  1.  Inventory, audit, and edit all existing text at historical sites, parks, and locations.
  2.  Avoid assigning blame or credit
  3.  Provide context
  4.  Use neutral language
  5.  Present both sides of any “story” represented at NPS sites
  6.  Provide questions that guide visitors and allow for a more personalized journey
  7.  Create a digital infrastructure that groups NPS sites thematically or geographically — encouraging visitors to not only enjoy one site but to seek out others that are similar (either via topic or location)
  8.  Seek creative common “bonds” between historic events or people with potential present-day audiences (ex. adventure, illness, animals, occupations, family, money). In other words, make history relevant.
  • It appears as though the NPS is striving to do all of the above. In its film and through its website and physical site they have provided context, presented the native side of the story, and have created exhibited that provide a journey-like experience. At the San Juan Island they have also sought to encourage visitor engagement and ownership through crowdsourcing and social media projects to help with identification. Still, Whitman Mission and San Juan State Island site texts often takes a sensationalized tone with not-so-subtle hints of white bias. It is encouraging to see change and the modernization of NPS sites, and we should recognize that change takes time. In many ways, the mere publication of this article is an acknowledgement of the need for change. And that is a good thing.
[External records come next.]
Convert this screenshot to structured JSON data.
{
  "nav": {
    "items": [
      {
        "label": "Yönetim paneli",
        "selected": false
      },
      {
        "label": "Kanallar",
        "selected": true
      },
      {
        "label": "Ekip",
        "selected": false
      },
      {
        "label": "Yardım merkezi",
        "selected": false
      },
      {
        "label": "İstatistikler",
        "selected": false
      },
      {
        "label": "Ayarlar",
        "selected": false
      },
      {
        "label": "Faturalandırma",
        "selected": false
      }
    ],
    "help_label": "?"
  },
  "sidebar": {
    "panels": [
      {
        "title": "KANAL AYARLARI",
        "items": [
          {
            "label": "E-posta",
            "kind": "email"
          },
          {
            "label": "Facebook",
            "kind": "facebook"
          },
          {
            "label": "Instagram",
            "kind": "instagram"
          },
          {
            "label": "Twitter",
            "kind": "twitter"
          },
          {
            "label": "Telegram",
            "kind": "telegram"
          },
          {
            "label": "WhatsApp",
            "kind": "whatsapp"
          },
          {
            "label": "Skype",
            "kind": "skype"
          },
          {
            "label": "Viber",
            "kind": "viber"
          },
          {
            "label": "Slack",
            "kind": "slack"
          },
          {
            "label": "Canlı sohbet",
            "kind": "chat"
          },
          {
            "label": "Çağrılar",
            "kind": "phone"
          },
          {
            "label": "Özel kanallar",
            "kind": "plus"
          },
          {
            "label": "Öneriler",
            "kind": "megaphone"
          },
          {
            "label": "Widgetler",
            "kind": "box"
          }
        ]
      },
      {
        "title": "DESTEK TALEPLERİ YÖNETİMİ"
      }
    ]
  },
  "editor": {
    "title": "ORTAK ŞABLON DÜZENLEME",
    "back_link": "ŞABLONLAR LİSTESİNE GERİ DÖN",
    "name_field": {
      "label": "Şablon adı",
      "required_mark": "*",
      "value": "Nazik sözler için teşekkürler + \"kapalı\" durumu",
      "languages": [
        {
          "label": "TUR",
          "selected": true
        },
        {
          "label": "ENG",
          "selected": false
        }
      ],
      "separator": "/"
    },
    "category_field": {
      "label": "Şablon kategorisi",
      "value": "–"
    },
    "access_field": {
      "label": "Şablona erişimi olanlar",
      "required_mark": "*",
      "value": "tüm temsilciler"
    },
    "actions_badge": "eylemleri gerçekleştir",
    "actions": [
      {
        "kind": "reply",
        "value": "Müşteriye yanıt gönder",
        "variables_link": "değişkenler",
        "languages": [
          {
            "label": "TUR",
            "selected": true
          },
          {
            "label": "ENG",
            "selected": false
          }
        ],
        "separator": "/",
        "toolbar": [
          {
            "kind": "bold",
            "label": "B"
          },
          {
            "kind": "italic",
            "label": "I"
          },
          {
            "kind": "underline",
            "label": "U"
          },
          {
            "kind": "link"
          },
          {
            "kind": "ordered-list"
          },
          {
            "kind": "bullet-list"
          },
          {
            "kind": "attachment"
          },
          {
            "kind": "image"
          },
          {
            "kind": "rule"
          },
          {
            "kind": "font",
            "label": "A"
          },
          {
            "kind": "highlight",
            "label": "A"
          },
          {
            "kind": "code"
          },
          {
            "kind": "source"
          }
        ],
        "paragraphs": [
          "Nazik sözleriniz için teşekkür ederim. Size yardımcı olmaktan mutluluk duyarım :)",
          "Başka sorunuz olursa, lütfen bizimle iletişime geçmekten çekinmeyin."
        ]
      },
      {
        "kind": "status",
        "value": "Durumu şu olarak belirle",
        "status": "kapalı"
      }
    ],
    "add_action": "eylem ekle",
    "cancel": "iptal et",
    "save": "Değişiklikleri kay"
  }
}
  • Going forward, government and non-profit sites must continue to seek a balance that encourages digital and physical visitors to their site.  They must seek to engage audiences through programs that entertain but do not abandon scholarship. They must streamline the experience so that audiences are not confused while also complicating existing narratives that exclude or oversimplify. Historians will be key to this movement. History educators will also play a major role in making NPS sites meaningful and relevant to students. All the while, we must keep “average Americans” in mind.